Having heard Alice Sara Ott with different orchestras in the course of this year, it is obvious she cares and knows how to create a convincing rapport with an ensemble. As an enthusiastic chamber music player, the sense of "making music together" seems always present, even with larger formations as here in the Tchaikovsky. Eye contact with other members of the orchestra as well as the conductor occur frequently during her performances, resulting not only in a shared sense of purpose, but also a remarkable blending of instrumental timbre. Nowhere more so than in the Andantino simplice, one of Tchaikovsky's most ravishing pages, which acquired here more significance than the usual quiet intermezzo between the more directly spectacular outer movements. The characteristically ripe Czech Philharmonic woodwinds, especially flute and oboe, combined with Ott's crystalline piano added sheer magic to nostalgia. The final Allegro con fuoco was performed with an irresistible sense of exhilaration. Soloist and conductor were sparking each other off and this infectious pleasure at music-making may well be the final proof that one doesn't need to be afraid of classics.

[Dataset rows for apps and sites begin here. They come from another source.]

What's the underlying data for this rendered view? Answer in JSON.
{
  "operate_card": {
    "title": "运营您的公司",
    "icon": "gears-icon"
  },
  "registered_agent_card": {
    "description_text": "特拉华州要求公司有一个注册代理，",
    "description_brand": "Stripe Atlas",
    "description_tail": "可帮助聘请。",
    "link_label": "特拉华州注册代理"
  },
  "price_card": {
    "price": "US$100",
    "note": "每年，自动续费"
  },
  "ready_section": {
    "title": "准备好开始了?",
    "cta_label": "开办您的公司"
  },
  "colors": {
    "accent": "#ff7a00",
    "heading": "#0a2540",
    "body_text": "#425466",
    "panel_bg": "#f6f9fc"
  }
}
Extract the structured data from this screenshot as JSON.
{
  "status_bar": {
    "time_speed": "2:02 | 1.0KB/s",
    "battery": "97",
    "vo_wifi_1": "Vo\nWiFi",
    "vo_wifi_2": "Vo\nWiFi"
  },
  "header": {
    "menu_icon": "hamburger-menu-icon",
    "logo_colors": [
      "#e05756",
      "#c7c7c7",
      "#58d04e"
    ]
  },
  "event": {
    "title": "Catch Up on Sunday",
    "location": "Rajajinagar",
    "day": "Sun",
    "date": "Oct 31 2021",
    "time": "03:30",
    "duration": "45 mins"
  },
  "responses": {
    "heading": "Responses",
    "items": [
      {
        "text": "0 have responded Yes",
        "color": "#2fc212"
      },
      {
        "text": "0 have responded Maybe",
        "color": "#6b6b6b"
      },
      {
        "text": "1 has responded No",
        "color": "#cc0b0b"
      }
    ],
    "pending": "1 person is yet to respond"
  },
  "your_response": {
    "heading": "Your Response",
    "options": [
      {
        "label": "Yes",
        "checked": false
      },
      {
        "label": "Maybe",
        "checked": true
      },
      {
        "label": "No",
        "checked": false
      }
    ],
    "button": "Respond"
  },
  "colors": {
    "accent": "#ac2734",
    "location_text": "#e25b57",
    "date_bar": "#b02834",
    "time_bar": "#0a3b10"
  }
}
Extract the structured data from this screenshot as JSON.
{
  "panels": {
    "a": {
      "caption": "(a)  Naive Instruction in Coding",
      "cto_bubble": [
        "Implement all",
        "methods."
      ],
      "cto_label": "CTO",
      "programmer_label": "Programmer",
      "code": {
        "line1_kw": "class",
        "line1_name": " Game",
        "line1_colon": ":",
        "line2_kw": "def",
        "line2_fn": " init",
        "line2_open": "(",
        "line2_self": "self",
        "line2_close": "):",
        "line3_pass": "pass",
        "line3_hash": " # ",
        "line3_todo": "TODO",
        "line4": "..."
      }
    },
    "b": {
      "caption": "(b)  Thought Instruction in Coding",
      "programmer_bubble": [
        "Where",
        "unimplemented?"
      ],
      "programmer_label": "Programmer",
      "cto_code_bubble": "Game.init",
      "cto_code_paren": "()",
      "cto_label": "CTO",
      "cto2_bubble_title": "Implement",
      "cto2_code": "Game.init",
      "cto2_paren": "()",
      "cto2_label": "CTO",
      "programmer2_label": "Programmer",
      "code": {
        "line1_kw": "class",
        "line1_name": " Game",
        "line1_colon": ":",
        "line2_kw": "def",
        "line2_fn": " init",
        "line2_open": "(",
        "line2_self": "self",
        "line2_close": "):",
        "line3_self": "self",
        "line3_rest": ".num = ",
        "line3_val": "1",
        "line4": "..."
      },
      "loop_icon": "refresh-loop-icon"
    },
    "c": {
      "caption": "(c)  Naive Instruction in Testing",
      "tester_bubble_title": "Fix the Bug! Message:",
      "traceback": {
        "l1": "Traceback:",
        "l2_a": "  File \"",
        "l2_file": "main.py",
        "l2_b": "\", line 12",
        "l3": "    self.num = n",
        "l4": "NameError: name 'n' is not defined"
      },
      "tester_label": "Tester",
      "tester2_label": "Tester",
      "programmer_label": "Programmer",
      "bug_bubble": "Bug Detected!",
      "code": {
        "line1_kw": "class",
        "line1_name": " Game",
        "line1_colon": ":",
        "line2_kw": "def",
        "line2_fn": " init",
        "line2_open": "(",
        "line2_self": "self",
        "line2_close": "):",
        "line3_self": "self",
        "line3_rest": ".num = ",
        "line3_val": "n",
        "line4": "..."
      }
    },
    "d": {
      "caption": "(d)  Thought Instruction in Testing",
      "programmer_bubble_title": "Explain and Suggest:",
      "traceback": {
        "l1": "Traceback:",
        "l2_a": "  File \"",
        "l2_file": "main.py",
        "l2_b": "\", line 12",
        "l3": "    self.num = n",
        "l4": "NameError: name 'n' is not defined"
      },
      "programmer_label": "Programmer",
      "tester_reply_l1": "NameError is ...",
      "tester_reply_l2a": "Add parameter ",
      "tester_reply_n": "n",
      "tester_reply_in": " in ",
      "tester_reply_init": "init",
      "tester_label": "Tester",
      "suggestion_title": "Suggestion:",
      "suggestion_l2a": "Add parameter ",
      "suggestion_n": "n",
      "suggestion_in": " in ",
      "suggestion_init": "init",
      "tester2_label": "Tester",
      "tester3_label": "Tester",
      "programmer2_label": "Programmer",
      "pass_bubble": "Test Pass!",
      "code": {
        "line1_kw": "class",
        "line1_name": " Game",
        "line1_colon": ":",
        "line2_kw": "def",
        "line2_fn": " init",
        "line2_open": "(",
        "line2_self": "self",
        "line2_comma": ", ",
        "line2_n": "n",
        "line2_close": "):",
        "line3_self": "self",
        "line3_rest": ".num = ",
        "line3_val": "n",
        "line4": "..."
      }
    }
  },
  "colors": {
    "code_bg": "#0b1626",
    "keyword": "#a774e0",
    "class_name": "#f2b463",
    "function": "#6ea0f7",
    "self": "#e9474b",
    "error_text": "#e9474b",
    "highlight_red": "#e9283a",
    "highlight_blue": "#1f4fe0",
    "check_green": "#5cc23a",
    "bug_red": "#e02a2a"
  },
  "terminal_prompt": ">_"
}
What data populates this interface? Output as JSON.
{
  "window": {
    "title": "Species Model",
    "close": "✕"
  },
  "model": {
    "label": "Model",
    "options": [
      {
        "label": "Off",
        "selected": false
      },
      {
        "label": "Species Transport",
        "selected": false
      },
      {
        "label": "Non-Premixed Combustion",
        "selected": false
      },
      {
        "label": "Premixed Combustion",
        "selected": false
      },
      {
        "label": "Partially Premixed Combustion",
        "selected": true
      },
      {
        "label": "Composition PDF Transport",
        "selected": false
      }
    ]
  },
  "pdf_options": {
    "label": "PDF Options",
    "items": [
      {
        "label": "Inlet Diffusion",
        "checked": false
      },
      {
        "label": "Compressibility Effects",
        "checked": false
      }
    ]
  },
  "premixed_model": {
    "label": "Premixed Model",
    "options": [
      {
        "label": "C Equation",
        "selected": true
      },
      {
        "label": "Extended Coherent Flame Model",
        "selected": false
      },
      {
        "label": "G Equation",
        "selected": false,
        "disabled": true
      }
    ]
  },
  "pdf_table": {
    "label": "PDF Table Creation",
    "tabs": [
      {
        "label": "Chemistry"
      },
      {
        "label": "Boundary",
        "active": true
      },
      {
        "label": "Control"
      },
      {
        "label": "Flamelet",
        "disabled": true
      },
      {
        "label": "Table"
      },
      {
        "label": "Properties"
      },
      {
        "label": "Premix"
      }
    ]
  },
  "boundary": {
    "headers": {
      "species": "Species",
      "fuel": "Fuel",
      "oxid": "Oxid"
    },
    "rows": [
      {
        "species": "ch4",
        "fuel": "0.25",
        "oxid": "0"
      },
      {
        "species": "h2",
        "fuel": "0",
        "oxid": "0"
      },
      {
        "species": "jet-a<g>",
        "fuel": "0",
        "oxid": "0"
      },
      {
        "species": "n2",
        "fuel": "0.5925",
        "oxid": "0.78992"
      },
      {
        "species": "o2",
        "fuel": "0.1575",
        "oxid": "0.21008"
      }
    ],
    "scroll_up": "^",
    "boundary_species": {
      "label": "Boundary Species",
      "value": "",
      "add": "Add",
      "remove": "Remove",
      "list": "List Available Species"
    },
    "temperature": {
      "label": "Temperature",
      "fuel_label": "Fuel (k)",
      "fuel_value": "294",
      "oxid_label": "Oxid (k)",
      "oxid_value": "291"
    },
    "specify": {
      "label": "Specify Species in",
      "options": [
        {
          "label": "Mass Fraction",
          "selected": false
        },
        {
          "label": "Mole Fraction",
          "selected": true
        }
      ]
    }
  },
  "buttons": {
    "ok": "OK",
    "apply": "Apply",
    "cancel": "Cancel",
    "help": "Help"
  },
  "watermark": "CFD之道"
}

She came back for one encore: Frédéric Chopin's posthumously published (and rarely heard) Waltz in A minor, as evanescent as the fragrance reminding of a lost love.

There was nothing routine-like about Dvořák's Symphony #9 "From the New World" either. Emotions run hot here too and if the Czech Philharmonic must have played this work a zillion times, maestro Gaffigan ensured we weren't aware of this. He secured a full-blooded and electrifying reading of Dvořák's most famous work, capitalizing on the orchestra's idiomatic colors. The distinct sound of the various orchestral sections almost naturally emphasized the melodious and polyphonic qualities of the score. After a portentous introduction, with long pauses as if to stress the degree of focus, the allegro molto was attacked with sharp, incisive gestures, leaving no further doubt this was going to be a gripping ride. The movement unfolded in a natural pace, but Gaffigan instinctively whipped up his orchestra towards hard-hitting tutti. Textures were nonetheless kept beautifully transparent, revealing often muffled orchestral details. String playing was especially ravishing, while the pungent but never aggressive brass added drama and visceral excitement.

The brass chorale introducing the famous Largo was so thrillingly performed this short passage in itself would be worth the price of admission, but it turned out to be just one of the many take-home moments of this concert. The cor anglais solo was played unaffectedly, sounding all the more beguiling by it, although it were the glowing strings, either accompanying the woodwinds or developing the melody, that most contributed to the poignantly nostalgic atmosphere of this movement. The Scherzo generated plenty of adrenaline, but Gaffigan balanced it with a disarmingly melodious middle section full of charm. The final Allegro con fuoco, which Gaffigan kicked off virtually all attacca, was often hard-driven, yet without loss of clarity and precision, leading to a towering triumph with the brass in full glory.

Gaffigan and the orchestra were given a massive standing ovation and obviously it was more than just the locals dutifully cheering their home team. This had been a memorable opener to the Dvořák Prague Festival, hopefully setting the tone for the rest of the week.

Copyright © 2011, Marc Haegeman

Trumpet